Penda\’s Fen Film Details
Overview: Through a series of real and imagined encounters with angels, demons, and England’s pagan past, a pastor’s son begins to question his religion and politics, and comes to terms with his sexuality.

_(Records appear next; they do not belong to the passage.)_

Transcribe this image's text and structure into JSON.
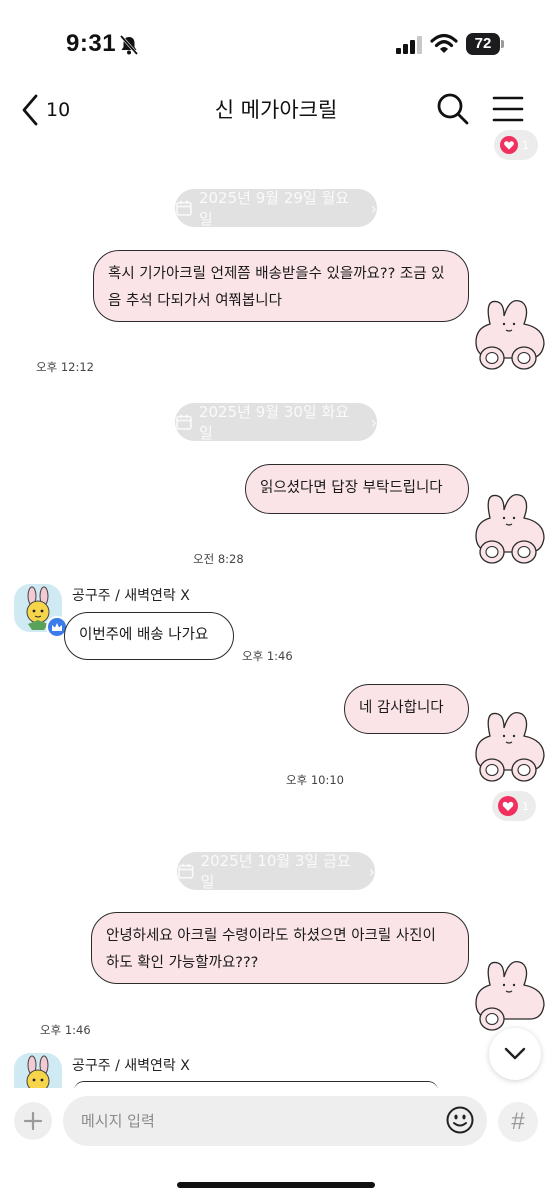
{
  "status_bar": {
    "time": "9:31",
    "battery": "72",
    "icons": [
      "bell-slash-icon",
      "signal-icon",
      "wifi-icon",
      "battery-icon"
    ]
  },
  "header": {
    "back_count": "10",
    "title": "신 메가아크릴",
    "icons": [
      "chevron-left-icon",
      "search-icon",
      "menu-icon"
    ]
  },
  "reactions": {
    "top_count": "1",
    "second_count": "1",
    "heart_color": "#f0315f"
  },
  "dates": {
    "d1": "2025년 9월 29일 월요일",
    "d2": "2025년 9월 30일 화요일",
    "d3": "2025년 10월 3일 금요일"
  },
  "messages": {
    "m1": {
      "line1": "혹시 기가아크릴 언제쯤 배송받을수 있을까요?? 조금 있",
      "line2": "음 추석 다되가서 여쭤봅니다",
      "time": "오후 12:12"
    },
    "m2": {
      "text": "읽으셨다면 답장 부탁드립니다",
      "time": "오전 8:28"
    },
    "m3": {
      "sender": "공구주 / 새벽연락 X",
      "text": "이번주에 배송 나가요",
      "time": "오후 1:46"
    },
    "m4": {
      "text": "네 감사합니다",
      "time": "오후 10:10"
    },
    "m5": {
      "line1": "안녕하세요 아크릴 수령이라도 하셨으면 아크릴 사진이",
      "line2": "하도 확인 가능할까요???",
      "time": "오후 1:46"
    },
    "m6": {
      "sender": "공구주 / 새벽연락 X"
    }
  },
  "colors": {
    "my_bubble": "#fbe4e8",
    "their_bubble": "#ffffff",
    "date_pill": "#e1e1e1"
  },
  "input": {
    "placeholder": "메시지 입력",
    "hash": "#"
  }
}
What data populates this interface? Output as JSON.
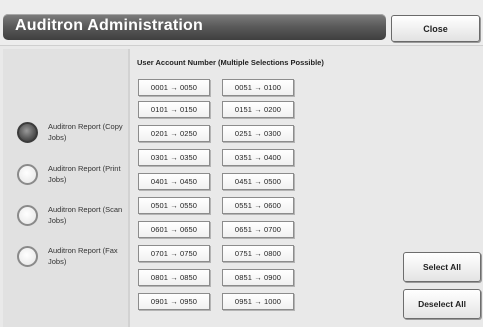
{
  "header": {
    "title": "Auditron Administration",
    "close_label": "Close"
  },
  "reports": [
    {
      "label": "Auditron Report (Copy Jobs)",
      "selected": true
    },
    {
      "label": "Auditron Report (Print Jobs)",
      "selected": false
    },
    {
      "label": "Auditron Report (Scan Jobs)",
      "selected": false
    },
    {
      "label": "Auditron Report (Fax Jobs)",
      "selected": false
    }
  ],
  "accounts": {
    "title": "User Account Number (Multiple Selections Possible)",
    "ranges": [
      "0001 → 0050",
      "0051 → 0100",
      "0101 → 0150",
      "0151 → 0200",
      "0201 → 0250",
      "0251 → 0300",
      "0301 → 0350",
      "0351 → 0400",
      "0401 → 0450",
      "0451 → 0500",
      "0501 → 0550",
      "0551 → 0600",
      "0601 → 0650",
      "0651 → 0700",
      "0701 → 0750",
      "0751 → 0800",
      "0801 → 0850",
      "0851 → 0900",
      "0901 → 0950",
      "0951 → 1000"
    ]
  },
  "actions": {
    "select_all": "Select All",
    "deselect_all": "Deselect All"
  }
}
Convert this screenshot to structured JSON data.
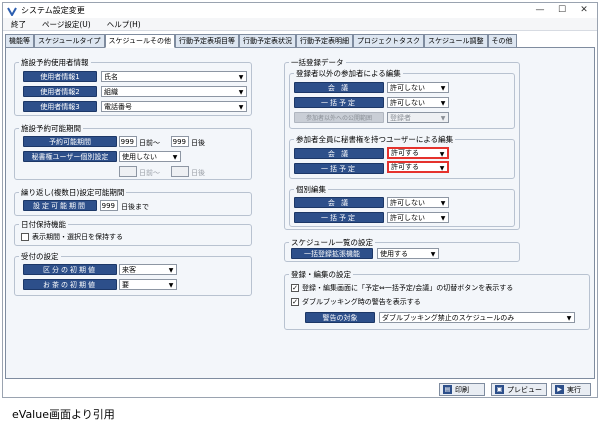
{
  "window": {
    "title": "システム設定変更",
    "minimize": "—",
    "maximize": "☐",
    "close": "✕"
  },
  "menu": [
    "終了",
    "ページ設定(U)",
    "ヘルプ(H)"
  ],
  "tabs": [
    "機能等",
    "スケジュールタイプ",
    "スケジュールその他",
    "行動予定表項目等",
    "行動予定表状況",
    "行動予定表明細",
    "プロジェクトタスク",
    "スケジュール調整",
    "その他"
  ],
  "left": {
    "facility": {
      "title": "施設予約使用者情報",
      "rows": [
        {
          "label": "使用者情報1",
          "value": "氏名"
        },
        {
          "label": "使用者情報2",
          "value": "組織"
        },
        {
          "label": "使用者情報3",
          "value": "電話番号"
        }
      ]
    },
    "period": {
      "title": "施設予約可能期間",
      "label1": "予約可能期間",
      "before_val": "999",
      "before_txt": "日前～",
      "after_val": "999",
      "after_txt": "日後",
      "label2": "秘書権ユーザー個別設定",
      "secretary_value": "使用しない",
      "d_before_txt": "日前～",
      "d_after_txt": "日後"
    },
    "repeat": {
      "title": "繰り返し(複数日)設定可能期間",
      "label": "設定可能期間",
      "value": "999",
      "unit": "日後まで"
    },
    "keep": {
      "title": "日付保持機能",
      "checkbox": "表示期間・選択日を保持する"
    },
    "reception": {
      "title": "受付の設定",
      "rows": [
        {
          "label": "区分の初期値",
          "value": "来客"
        },
        {
          "label": "お茶の初期値",
          "value": "要"
        }
      ]
    }
  },
  "right": {
    "bulk": {
      "title": "一括登録データ",
      "sec1": {
        "title": "登録者以外の参加者による編集",
        "rows": [
          {
            "label": "会 議",
            "value": "許可しない"
          },
          {
            "label": "一括予定",
            "value": "許可しない"
          },
          {
            "label": "参加者以外への公開範囲",
            "value": "登録者"
          }
        ]
      },
      "sec2": {
        "title": "参加者全員に秘書権を持つユーザーによる編集",
        "rows": [
          {
            "label": "会 議",
            "value": "許可する"
          },
          {
            "label": "一括予定",
            "value": "許可する"
          }
        ]
      },
      "sec3": {
        "title": "個別編集",
        "rows": [
          {
            "label": "会 議",
            "value": "許可しない"
          },
          {
            "label": "一括予定",
            "value": "許可しない"
          }
        ]
      }
    },
    "list": {
      "title": "スケジュール一覧の設定",
      "label": "一括登録拡張機能",
      "value": "使用する"
    },
    "edit": {
      "title": "登録・編集の設定",
      "check1": "登録・編集画面に「予定⇔一括予定/会議」の切替ボタンを表示する",
      "check2": "ダブルブッキング時の警告を表示する",
      "warn_label": "警告の対象",
      "warn_value": "ダブルブッキング禁止のスケジュールのみ"
    }
  },
  "footer": {
    "print": "印刷",
    "preview": "プレビュー",
    "run": "実行"
  },
  "caption": "eValue画面より引用"
}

Review: Broadcast as part of the BBC’s Play for Today program, Alan Clarke’s Penda’s Fen is so highly regarded that Time Out magazine once included it on a list of the one hundred best British films, even though it isn’t a film. First broadcast in 1974, it languished in obscurity save for a dedicated cult following for years, until the British Film Institute finally made it available on DVD in 2016, bringing it to a whole new audience. Alan Clarke is best known for the gritty realism of television productions such as Scum, Made in Britain and The Firm, so this surreal fantasy scripted by David Rudkin is something of an oddity in his all-too sparse back catalogue. Rudkin’s script has been described variously as folk horror (although it isn’t especially horrific) and even comedy, but it’s essentially a coming of age drama set against a backdrop of English folklore. Rudkin explores themes of sexuality, as well as religion, with material about the clash between ancient pagan beliefs – as personified in this case by King Penda – and the modern church in England. The wise Reverend Franklin’s musings on faith, religion and spirituality make for some fascinating dialogue. Penda’s Fen stars Spencer Banks (of cult children’s science fiction program Timeslip fame) as vicar’s son Stephen. He’s very uptight, pompous and downright obnoxious at times, delivering a passionate speech about Christian morality at his school and expressing disgust at writer Arne’s “unnatural” television characters. He gradually gets his certainties challenged, not least by his own growing realisation of his homosexuality and the undermining of his staunch patriotism by the revelation that he was adopted and that his birth parents were foreigners. Banks gives an excellent performance here, conveying Stephen’s emotional conflict and growing self-realisation very convincingly, and the character’s development is reflected in his encounters (perhaps real, perhaps imagined) with decease composer Edward Elgar, an androgynous angel, and King Penda. In the process, Rudkin questions conservative British views and condemns them as outdated, narrow-minded and petty, whilst Arne’s criticisms of media caution and censorship are perhaps intended as a reflection of Rudkin’s own experiences, or his own fears. It ends with Stephen realising that he – with all his impurities of race and sex – is the future. Presented with this strange brew of themes and concepts, Clarke’s direction is remarkable even though he later admitted that he didn’t fully understand the script. He makes use of pretty much every filming technique available, with great use of low and high-angle shots, tracking shots, and panoramic vistas of the English countryside. There are striking close-ups of different motifs and slogans at one point, with Stephen translating each one in voice-over, whilst detailed close-ups of printed texts and photographs feature heavily. The surreal, homoerotic dream sequences are particularly memorable. The soundtrack – consisting of Edward Elgar’s The Dream of Gerontius and compositions by Paddy Kingsland – slides between diagetic and non-diagetic; Elgar’s work is Stephen’s favourite piece of music and plays a part in the story. Clarke assembles an impressive cast that includes naturalistic performances from Ian Hogg, Ivor Roberts and John Atkinson. The overall result is unique, and stands out not only amongst some of the other classic television plays that Play for Today produced but also – as the compilers of Time Out magazine’s list realised – British film as a whole. The BFI DVD release was long overdue: Penda’s Fen is something special, and in its questioning of religion, sexuality and race and the part they play in modern Britain, it remains as relevant today as it was in 1974.
Duration: 90 min
Genre: Comedy, Drama
Also known as: Penda’s Fen